      Ha ha, +5 Funny. This is The Internet, not Real Life! There's no such thing as responsibility on The Internet!
  • Whoever has more epics wins. If both parties have the same amount of epics, they duel. Best 2 out of 3 wins. Glad I could help. That'll be twenty dollars.
  • Two users enter, one user leaves.

  • I would look into some mediation training for your CS reps. Mediation, unlike arbitration, is not binding and costs less. By mediation techniques, you should be able to come up with an equitable solution.

    • Mediation is based on the premise that it's better to get an agreement than determine who's right. It doesn't matter what the contract/terms of service/agreement was.

      Mediation is your mother saying "Can't we all just get along?"
      Courts are your father saying "You lied. Play time is over, go to your room."

      I've done mediation, and I'll never do it again. Not that I'm bitter.
  • I suggest purging those parties which dare to complain. Siberian exile is another popular choice. In Soviet Russia, conflicts resolve YOU!
  • Slashdot? Handling user conflicts?

    Dunno what you're smoking, but *share*! :)
  • Successful dispute resolution requires a modicum of empathy and courtesy. It is to easy to miss both when communicating via email or through a faceless intermediary and time delays.

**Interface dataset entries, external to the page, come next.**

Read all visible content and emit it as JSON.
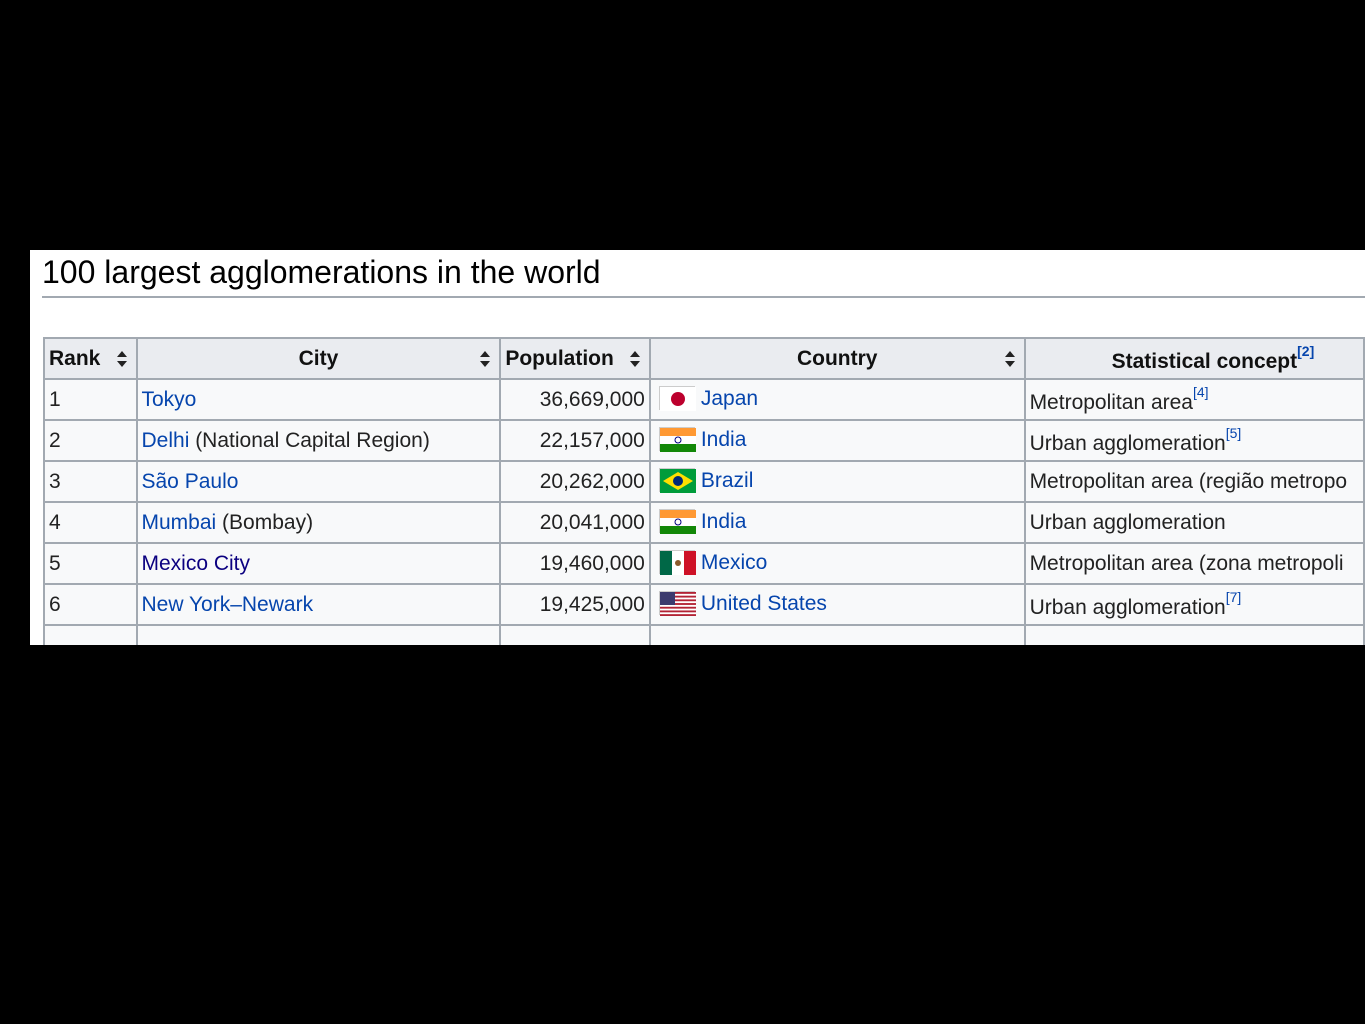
{
  "title": "100 largest agglomerations in the world",
  "columns": {
    "rank": "Rank",
    "city": "City",
    "population": "Population",
    "country": "Country",
    "concept": "Statistical concept",
    "concept_ref": "[2]"
  },
  "rows": [
    {
      "rank": "1",
      "city": "Tokyo",
      "city_extra": "",
      "population": "36,669,000",
      "country": "Japan",
      "flag": "japan-flag",
      "concept": "Metropolitan area",
      "ref": "[4]"
    },
    {
      "rank": "2",
      "city": "Delhi",
      "city_extra": " (National Capital Region)",
      "population": "22,157,000",
      "country": "India",
      "flag": "india-flag",
      "concept": "Urban agglomeration",
      "ref": "[5]"
    },
    {
      "rank": "3",
      "city": "São Paulo",
      "city_extra": "",
      "population": "20,262,000",
      "country": "Brazil",
      "flag": "brazil-flag",
      "concept": "Metropolitan area (região metropo",
      "ref": ""
    },
    {
      "rank": "4",
      "city": "Mumbai",
      "city_extra": " (Bombay)",
      "population": "20,041,000",
      "country": "India",
      "flag": "india-flag",
      "concept": "Urban agglomeration",
      "ref": ""
    },
    {
      "rank": "5",
      "city": "Mexico City",
      "city_extra": "",
      "population": "19,460,000",
      "country": "Mexico",
      "flag": "mexico-flag",
      "concept": "Metropolitan area (zona metropoli",
      "ref": ""
    },
    {
      "rank": "6",
      "city": "New York–Newark",
      "city_extra": "",
      "population": "19,425,000",
      "country": "United States",
      "flag": "usa-flag",
      "concept": "Urban agglomeration",
      "ref": "[7]"
    }
  ],
  "colors": {
    "link": "#0645ad",
    "visited_link": "#0b0080",
    "header_bg": "#eaecf0",
    "cell_bg": "#f8f9fa",
    "border": "#a2a9b1"
  }
}
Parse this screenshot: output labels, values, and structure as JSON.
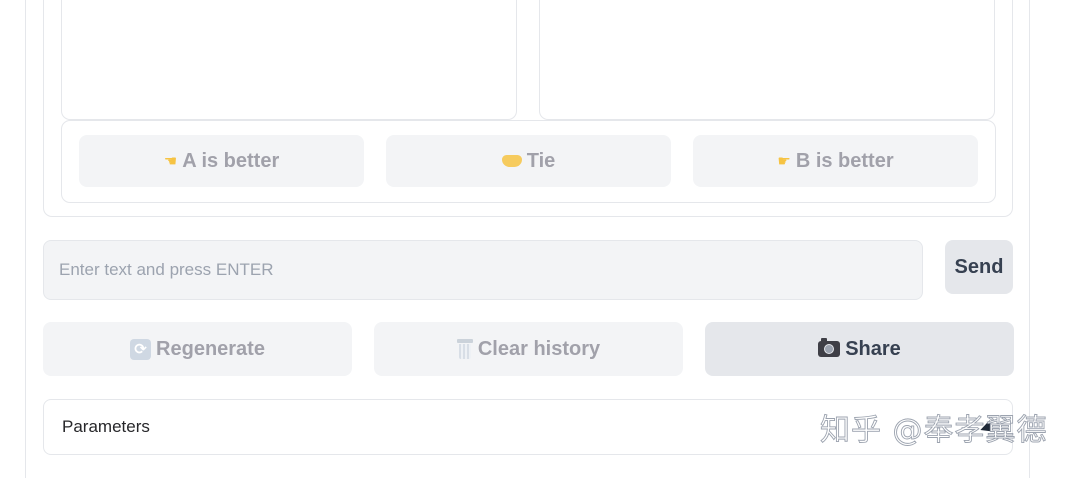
{
  "vote": {
    "a_better": {
      "label": "A is better",
      "icon": "backhand-index-pointing-left-icon"
    },
    "tie": {
      "label": "Tie",
      "icon": "handshake-icon"
    },
    "b_better": {
      "label": "B is better",
      "icon": "backhand-index-pointing-right-icon"
    }
  },
  "input": {
    "placeholder": "Enter text and press ENTER",
    "value": ""
  },
  "send": {
    "label": "Send"
  },
  "actions": {
    "regenerate": {
      "label": "Regenerate",
      "icon": "regenerate-icon"
    },
    "clear_history": {
      "label": "Clear history",
      "icon": "wastebasket-icon"
    },
    "share": {
      "label": "Share",
      "icon": "camera-icon"
    }
  },
  "parameters": {
    "label": "Parameters"
  },
  "watermark": {
    "text": "知乎 @奉孝翼德"
  },
  "colors": {
    "disabled_bg": "#f3f4f6",
    "disabled_text": "#a1a1aa",
    "active_bg": "#e5e7eb",
    "active_text": "#374151",
    "border": "#e5e7eb",
    "emoji_yellow": "#f6c343"
  }
}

    Far and away, the best approach is to meet in person. If that is not possible, it should be possible to talk it over on the phone. Hearing the person's voice immediately has a calming influence. With cross-cultural confusion and general illiteracy making written communication prone to misunderstandings, it is important to revert
  • About 6 feet in length, you can hit people twice as many times as with a short stick, plus they can't get anywhere near you.

    [shrug] Works for me.

  • It isn't random at all. You just have to understand a little psychology.

  • ... but I doubt the "rock, paper, scissors" defense will hold up in many courts.
  • What method's best depends on exactly what kind of things you're doing. You don't say what your business will be, so it's hard to say what's going to work best.

    The one constant, though, is that you'll always have at least one unreasonable party involved. If both parties were reasonable they'll likely come to some sort of acceptable resolution without needing to go to dispute resolution, so if they get to needing your process at least one of them's being unreasonable and ornery. Whatever process you use has

  • Each conflict is different so it takes a different approach each time. They differ in all aspects from what the conflict is about to the personalities and egos of the stakeholders involved. Because of that, one single conflict resolution method will not work for every instance.

    I have used several methods in the past. Petty disagreements between employees whose feelings are hurt can be solved as easily as getting the two employees away from the workplace for lunch or maybe a drink or two after hours. It remo
  • You didn't mention what kind of startup you are. You wouldn't happen to specialize in dispute resolution, do you?

    "Hey Joe, the VC isn't coming in so easily for our dispute resolution company."

    "Maybe we need a better business model..."

    "Yeah, but who has the time to come up one of those in today's environment?"

    "Meh, let's just ask Slashdot."

    - RG>
  • I keep the Sceptre of Death in my office.

    It looks suspiciously like a 4 wood found next to a trash can, but works just fine for my purposes.

Logic is the chastity belt of the mind!